Common sense says it is less-than-ideal to have your customers and prospects think that you imprison your employees—metaphorically or otherwise.

43200054_sGenerally speaking, however, the National Labor Relations Act protects union members’ rights to wear clothing with union logos and slogans in the workplace. In light of the NLRB’s efforts to expand its reach into non-union workplaces, that same protection conceivably extends to articles of clothing linked to concerted activities relating to wages and working conditions, regardless of whether the clothing is worn by union or non-union employees.

Relying on that generalized protection, prior to this matter reaching the D.C. Circuit, the NLRB ruled that the company acted unlawfully by prohibiting employees from wearing the “prisoner” shirts, and suspending employees who refused to comply with the prohibition.

The D.C. Circuit, however, cited the “special circumstances” exception to the generalized protection favoring union apparel, and stated that this exception allows employers to stop employees “from displaying messages on the job that the company reasonably believes may harm its relationship with its customers or its public image.” In applying that exception to the union’s “prisoner” shirts, the court reinforced the strength and significance of an employer’s concerns of potential damage to customer relationships.

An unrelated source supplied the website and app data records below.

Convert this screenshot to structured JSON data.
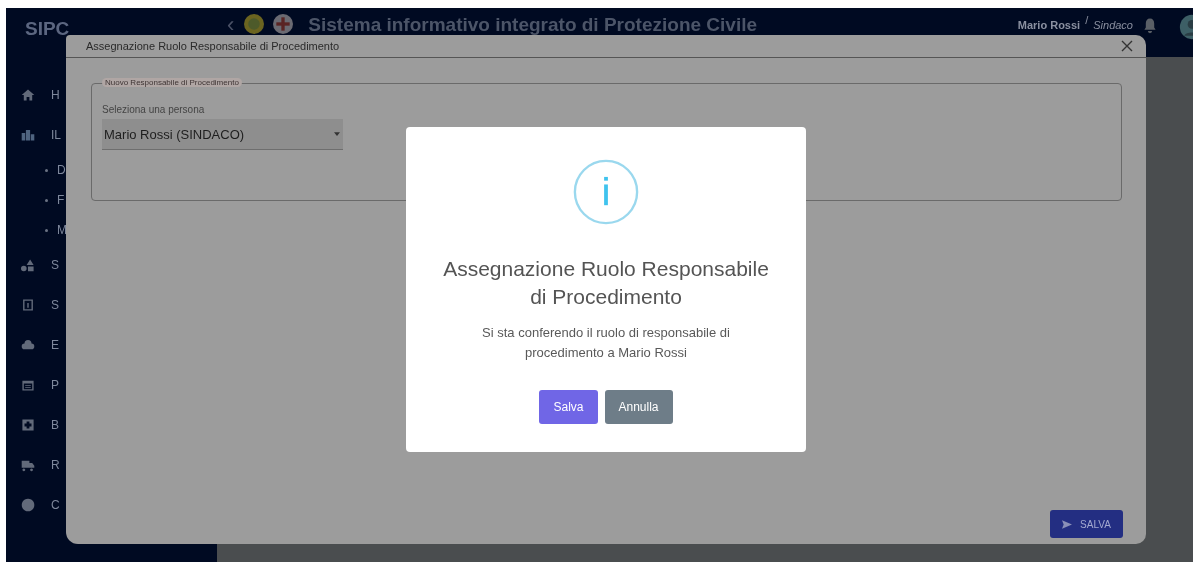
{
  "app_bar": {
    "brand": "SIPC",
    "back": "‹",
    "title": "Sistema informativo integrato di Protezione Civile",
    "user_name": "Mario Rossi",
    "separator": "/",
    "user_role": "Sindaco"
  },
  "sidebar": {
    "items": [
      {
        "label": "H",
        "kind": "main"
      },
      {
        "label": "IL",
        "kind": "main"
      },
      {
        "label": "D",
        "kind": "sub"
      },
      {
        "label": "F",
        "kind": "sub"
      },
      {
        "label": "M",
        "kind": "sub"
      },
      {
        "label": "S",
        "kind": "main"
      },
      {
        "label": "S",
        "kind": "main"
      },
      {
        "label": "E",
        "kind": "main"
      },
      {
        "label": "P",
        "kind": "main"
      },
      {
        "label": "B",
        "kind": "main"
      },
      {
        "label": "R",
        "kind": "main"
      },
      {
        "label": "C",
        "kind": "main"
      }
    ]
  },
  "dialog": {
    "title": "Assegnazione Ruolo Responsabile di Procedimento",
    "section": {
      "legend": "Nuovo Responsabile di Procedimento",
      "select": {
        "label": "Seleziona una persona",
        "value": "Mario Rossi (SINDACO)"
      }
    },
    "buttons": [
      {
        "label": "SALVA",
        "kind": "primary"
      }
    ]
  },
  "alert": {
    "title": "Assegnazione Ruolo Responsabile di Procedimento",
    "message": "Si sta conferendo il ruolo di responsabile di procedimento a Mario Rossi",
    "buttons": [
      {
        "label": "Salva",
        "kind": "confirm"
      },
      {
        "label": "Annulla",
        "kind": "cancel"
      }
    ]
  }
}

Such concerns may outweigh employees’ rights on the subject of union apparel.

All of that said, the bottom line here is that companies do have some rights when it comes to limiting union apparel in the workplace. However, companies must tread carefully when attempting to impose apparel rules because the “special circumstances” exemption will not apply in every case. Common sense eventually prevailed in this matter, but that happened only after a lengthy legal battle that lasted more than five years.